On the three to four days James is off from work, she is checking in with her co-workers for changes in policies and procedures she missed. She is met with a flood of information and emails.
The one-minute huddles that used to begin the day are now 10 minutes. Day and night shift nurses, along with management, meet to talk about high risk patients, potential issues or new updates. At times, there are multiple huddles throughout the course of the day.
“Every day is so different,” James said. “It is hard to really predict what one day is going to look like to be honest with you. (At first), every single day and sometimes multiple times a day, (management) would change policies. They would change procedures. They would change what we were doing.”
All the current and potential COVID patients are kept together to keep other patients from getting infected.
James and her co-workers wear plastic gowns, gloves, masks and goggles until they know whether the patient tests positive or negative.
“That's how we have to go into the rooms until we know if they test positive or negative,” James said. “It almost feels like you scratch one of those mystery boxes and that scratch reveals the whole day. You don't know if these patients have COVID or not, and then kind of as the day progresses, it comes back if they tested positive or negative.”
Unfortunately, the mystery box has been wrong. Patients who originally tested negative have later returned positive. Instead of immediately moving the patients to another floor, the hospital staff now keeps them on the same floor, especially if symptoms continue.
The rooms are private, which means potential COVID patients are safe from interactions with infected patients.
To stay safe, the gowns and gloves are thrown away while the goggles and masks are recycled. The Cleveland Clinic sends all of the protective equipment to be sterilized.
“They're actually sending all this stuff now to a plant where they're going to sterilize everything, so everything that's from the clavicle up gets thrown into these orange bags,” James said. “They take them somewhere to sterilize everything so that we can eventually reuse them if we need to.”
Due to the steady increase in COVID-19 patients in the intensive-care unit (ICU), many hospitals are adapting their training to quickly equip nurses to become ICU nurses.
James participated in one such training.

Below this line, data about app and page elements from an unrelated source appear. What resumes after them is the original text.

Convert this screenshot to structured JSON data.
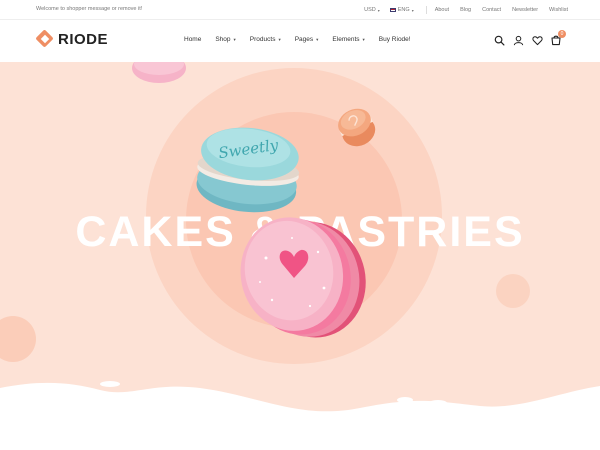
{
  "topbar": {
    "welcome": "Welcome to shopper message or remove it!",
    "currency": "USD",
    "language": "ENG",
    "links": [
      "About",
      "Blog",
      "Contact",
      "Newsletter",
      "Wishlist"
    ]
  },
  "header": {
    "logo_text": "RIODE",
    "nav": [
      {
        "label": "Home",
        "dropdown": false
      },
      {
        "label": "Shop",
        "dropdown": true
      },
      {
        "label": "Products",
        "dropdown": true
      },
      {
        "label": "Pages",
        "dropdown": true
      },
      {
        "label": "Elements",
        "dropdown": true
      },
      {
        "label": "Buy Riode!",
        "dropdown": false
      }
    ],
    "icons": [
      "search-icon",
      "user-icon",
      "heart-icon",
      "cart-icon"
    ],
    "cart_count": "0"
  },
  "hero": {
    "title": "CAKES & PASTRIES",
    "macaron_text": "Sweetly"
  },
  "colors": {
    "accent": "#ef8e63",
    "hero_bg": "#fde2d6",
    "macaron_blue": "#9ad8dc",
    "macaron_pink": "#f47aa0",
    "macaron_peach": "#f4a77f"
  }
}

A preparation course that normally takes three months was reduced into a six-hour class followed by a 12-hour shift shadowing an ICU nurse.
James has offered to volunteer to help understaffed hospitals in Michigan, Chicago and New York, because she is willing to take her skills where there is the most need. When she is not in the hospital, James continues to prepare herself by attending classes and researching the latest COVID-19 findings.
As James and all the other healthcare professionals continue to fight the invisible battle against COVID-19, prayers of protection and perseverance go out for each warrior on the frontlines.